"I have to say it's a pleasant surprise all around," Forbert says. "I did this thing almost out of a feeling of obligation. I grew up with some of his relatives. I was taught guitar by one of his cousins. I had recorded some of his songs before, but when I focused on this, I was even more impressed."
Forbert tours by himself nowadays, guitar and harmonica keeping him company. He performs an energetic mix of his own classics, Rodgers tunes, and material from an album to be released in April. He stops at local record stores when he has the time, and he tries not to leave his lane when an unexpected lyric comes to him as he drives. He keeps to the road, a folk-rock troubadour in the tradition of Rodgers and Guthrie and, yes, even Dylan, reaching out to touch the timeless.

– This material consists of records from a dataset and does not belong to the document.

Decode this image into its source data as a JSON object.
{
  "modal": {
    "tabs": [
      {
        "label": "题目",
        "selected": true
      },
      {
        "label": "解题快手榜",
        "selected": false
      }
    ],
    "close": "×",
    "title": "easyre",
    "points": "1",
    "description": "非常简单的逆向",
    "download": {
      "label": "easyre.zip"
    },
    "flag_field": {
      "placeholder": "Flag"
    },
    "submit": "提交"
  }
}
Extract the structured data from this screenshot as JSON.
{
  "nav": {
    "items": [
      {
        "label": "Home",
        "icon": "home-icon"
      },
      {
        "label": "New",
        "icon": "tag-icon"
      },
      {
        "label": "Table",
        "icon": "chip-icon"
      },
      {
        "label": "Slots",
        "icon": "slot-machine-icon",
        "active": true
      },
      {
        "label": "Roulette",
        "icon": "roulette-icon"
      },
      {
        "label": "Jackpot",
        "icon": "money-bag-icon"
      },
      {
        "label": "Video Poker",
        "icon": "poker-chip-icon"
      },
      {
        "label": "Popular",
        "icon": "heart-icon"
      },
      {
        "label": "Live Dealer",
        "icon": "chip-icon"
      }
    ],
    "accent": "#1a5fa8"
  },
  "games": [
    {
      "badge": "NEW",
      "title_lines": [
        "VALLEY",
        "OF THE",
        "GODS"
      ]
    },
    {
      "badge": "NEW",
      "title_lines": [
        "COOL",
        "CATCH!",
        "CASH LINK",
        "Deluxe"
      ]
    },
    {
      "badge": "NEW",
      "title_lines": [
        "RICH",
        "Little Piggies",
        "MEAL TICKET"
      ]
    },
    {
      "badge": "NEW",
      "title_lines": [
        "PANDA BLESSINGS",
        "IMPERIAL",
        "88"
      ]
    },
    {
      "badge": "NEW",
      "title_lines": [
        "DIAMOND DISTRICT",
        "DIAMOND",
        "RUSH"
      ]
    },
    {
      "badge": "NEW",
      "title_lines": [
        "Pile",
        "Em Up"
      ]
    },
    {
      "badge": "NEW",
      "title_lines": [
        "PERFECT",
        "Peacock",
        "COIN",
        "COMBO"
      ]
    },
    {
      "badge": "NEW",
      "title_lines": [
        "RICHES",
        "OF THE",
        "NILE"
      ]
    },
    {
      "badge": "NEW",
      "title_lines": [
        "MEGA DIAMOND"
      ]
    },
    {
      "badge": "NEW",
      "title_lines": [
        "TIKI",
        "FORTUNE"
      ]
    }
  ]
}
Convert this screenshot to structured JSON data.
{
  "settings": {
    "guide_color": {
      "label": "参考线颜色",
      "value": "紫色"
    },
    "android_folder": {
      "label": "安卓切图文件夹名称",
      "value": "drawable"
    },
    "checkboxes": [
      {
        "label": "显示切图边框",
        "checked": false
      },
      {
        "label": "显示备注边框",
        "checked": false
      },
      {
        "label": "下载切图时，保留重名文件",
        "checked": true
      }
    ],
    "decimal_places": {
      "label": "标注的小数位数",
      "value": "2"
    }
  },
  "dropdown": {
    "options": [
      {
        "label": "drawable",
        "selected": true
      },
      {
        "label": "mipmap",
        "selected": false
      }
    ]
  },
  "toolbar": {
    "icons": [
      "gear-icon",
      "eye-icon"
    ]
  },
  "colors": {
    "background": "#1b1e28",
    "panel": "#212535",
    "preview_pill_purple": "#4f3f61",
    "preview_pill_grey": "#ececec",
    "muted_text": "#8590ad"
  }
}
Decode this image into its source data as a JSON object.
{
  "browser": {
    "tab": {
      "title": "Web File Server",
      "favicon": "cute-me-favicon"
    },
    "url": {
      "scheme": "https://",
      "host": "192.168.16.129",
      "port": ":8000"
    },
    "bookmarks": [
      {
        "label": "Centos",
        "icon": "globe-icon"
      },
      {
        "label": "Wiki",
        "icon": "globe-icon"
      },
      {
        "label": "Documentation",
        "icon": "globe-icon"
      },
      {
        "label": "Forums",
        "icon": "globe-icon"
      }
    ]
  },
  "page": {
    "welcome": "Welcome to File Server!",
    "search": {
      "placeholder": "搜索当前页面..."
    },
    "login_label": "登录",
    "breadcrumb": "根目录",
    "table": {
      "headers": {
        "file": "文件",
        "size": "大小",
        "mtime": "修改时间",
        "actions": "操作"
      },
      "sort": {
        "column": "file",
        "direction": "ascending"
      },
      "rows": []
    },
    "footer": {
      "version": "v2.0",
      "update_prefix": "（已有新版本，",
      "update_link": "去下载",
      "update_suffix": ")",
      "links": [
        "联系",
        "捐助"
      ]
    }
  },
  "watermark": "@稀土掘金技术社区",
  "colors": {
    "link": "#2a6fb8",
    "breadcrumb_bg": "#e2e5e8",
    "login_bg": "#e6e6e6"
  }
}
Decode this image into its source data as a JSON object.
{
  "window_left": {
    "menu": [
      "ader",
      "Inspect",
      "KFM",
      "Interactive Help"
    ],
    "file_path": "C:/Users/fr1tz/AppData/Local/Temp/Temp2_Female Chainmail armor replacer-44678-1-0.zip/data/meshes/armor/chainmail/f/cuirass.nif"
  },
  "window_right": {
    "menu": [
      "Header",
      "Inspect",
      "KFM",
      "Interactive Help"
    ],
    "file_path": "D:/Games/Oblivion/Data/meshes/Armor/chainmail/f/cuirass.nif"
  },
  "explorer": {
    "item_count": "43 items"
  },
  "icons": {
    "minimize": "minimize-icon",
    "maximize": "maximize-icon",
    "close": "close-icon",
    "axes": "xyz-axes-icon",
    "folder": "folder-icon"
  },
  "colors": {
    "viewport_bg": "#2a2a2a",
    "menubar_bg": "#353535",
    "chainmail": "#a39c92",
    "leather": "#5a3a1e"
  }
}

We welcome readers to submit letters regarding articles and content in Cleveland Scene. Letters should be a minimum of 150 words, refer to content that has appeared on Cleveland Scene, and must include the writer's full name, address, and phone number for verification purposes. No attachments will be considered. Writers of letters selected for publication will be notified via email. Letters may be edited and shortened for space.
Email us at [email protected].
Support Local Journalism.
Join the Cleveland Scene Press Club
Local journalism is information. Information is power. And we believe everyone deserves access to accurate independent coverage of their community and state. Our readers helped us continue this coverage in 2020, and we are so grateful for the support.
Help us keep this coverage going in 2021. Whether it's a one-time acknowledgement of this article or an ongoing membership pledge, your support goes to local-based reporting from our small but mighty team.
Subscribe now to get the latest news delivered right to your inbox.